Required work => Only the text should come through, so restate the listing exactly and drop its images.

Data =>
>>>
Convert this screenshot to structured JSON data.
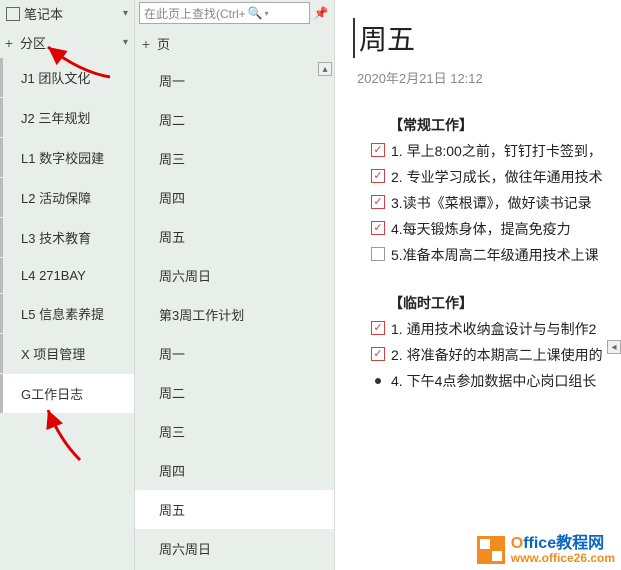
{
  "notebook": {
    "label": "笔记本"
  },
  "sections": {
    "header": "分区",
    "items": [
      {
        "label": "J1  团队文化"
      },
      {
        "label": "J2   三年规划"
      },
      {
        "label": "L1   数字校园建"
      },
      {
        "label": "L2  活动保障"
      },
      {
        "label": "L3  技术教育"
      },
      {
        "label": "L4   271BAY"
      },
      {
        "label": "L5  信息素养提"
      },
      {
        "label": "X   项目管理"
      },
      {
        "label": "G工作日志"
      }
    ]
  },
  "search": {
    "placeholder": "在此页上查找(Ctrl+"
  },
  "pages": {
    "header": "页",
    "items": [
      {
        "label": "周一"
      },
      {
        "label": "周二"
      },
      {
        "label": "周三"
      },
      {
        "label": "周四"
      },
      {
        "label": "周五"
      },
      {
        "label": "周六周日"
      },
      {
        "label": "第3周工作计划"
      },
      {
        "label": "周一"
      },
      {
        "label": "周二"
      },
      {
        "label": "周三"
      },
      {
        "label": "周四"
      },
      {
        "label": "周五"
      },
      {
        "label": "周六周日"
      }
    ]
  },
  "note": {
    "title": "周五",
    "date": "2020年2月21日   12:12",
    "routine_header": "【常规工作】",
    "routine": [
      {
        "checked": true,
        "text": "1. 早上8:00之前，钉钉打卡签到，"
      },
      {
        "checked": true,
        "text": "2. 专业学习成长，做往年通用技术"
      },
      {
        "checked": true,
        "text": "3.读书《菜根谭》，做好读书记录"
      },
      {
        "checked": true,
        "text": "4.每天锻炼身体，提高免疫力"
      },
      {
        "checked": false,
        "text": "5.准备本周高二年级通用技术上课"
      }
    ],
    "temp_header": "【临时工作】",
    "temp": [
      {
        "checked": true,
        "text": "1. 通用技术收纳盒设计与与制作2"
      },
      {
        "checked": true,
        "text": "2. 将准备好的本期高二上课使用的"
      }
    ],
    "bullet_text": "4. 下午4点参加数据中心岗口组长"
  },
  "watermark": {
    "brand1": "O",
    "brand2": "ffice教程网",
    "url": "www.office26.com"
  }
}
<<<
Solution for this problem =>
Convert this screenshot to structured JSON data.
{
  "notebook": {
    "label": "笔记本"
  },
  "sections": {
    "header": "分区",
    "items": [
      {
        "label": "J1  团队文化"
      },
      {
        "label": "J2   三年规划"
      },
      {
        "label": "L1   数字校园建"
      },
      {
        "label": "L2  活动保障"
      },
      {
        "label": "L3  技术教育"
      },
      {
        "label": "L4   271BAY"
      },
      {
        "label": "L5  信息素养提"
      },
      {
        "label": "X   项目管理"
      },
      {
        "label": "G工作日志"
      }
    ]
  },
  "search": {
    "placeholder": "在此页上查找(Ctrl+"
  },
  "pages": {
    "header": "页",
    "items": [
      {
        "label": "周一"
      },
      {
        "label": "周二"
      },
      {
        "label": "周三"
      },
      {
        "label": "周四"
      },
      {
        "label": "周五"
      },
      {
        "label": "周六周日"
      },
      {
        "label": "第3周工作计划"
      },
      {
        "label": "周一"
      },
      {
        "label": "周二"
      },
      {
        "label": "周三"
      },
      {
        "label": "周四"
      },
      {
        "label": "周五"
      },
      {
        "label": "周六周日"
      }
    ]
  },
  "note": {
    "title": "周五",
    "date": "2020年2月21日   12:12",
    "routine_header": "【常规工作】",
    "routine": [
      {
        "checked": true,
        "text": "1. 早上8:00之前，钉钉打卡签到，"
      },
      {
        "checked": true,
        "text": "2. 专业学习成长，做往年通用技术"
      },
      {
        "checked": true,
        "text": "3.读书《菜根谭》，做好读书记录"
      },
      {
        "checked": true,
        "text": "4.每天锻炼身体，提高免疫力"
      },
      {
        "checked": false,
        "text": "5.准备本周高二年级通用技术上课"
      }
    ],
    "temp_header": "【临时工作】",
    "temp": [
      {
        "checked": true,
        "text": "1. 通用技术收纳盒设计与与制作2"
      },
      {
        "checked": true,
        "text": "2. 将准备好的本期高二上课使用的"
      }
    ],
    "bullet_text": "4. 下午4点参加数据中心岗口组长"
  },
  "watermark": {
    "brand1": "O",
    "brand2": "ffice教程网",
    "url": "www.office26.com"
  }
}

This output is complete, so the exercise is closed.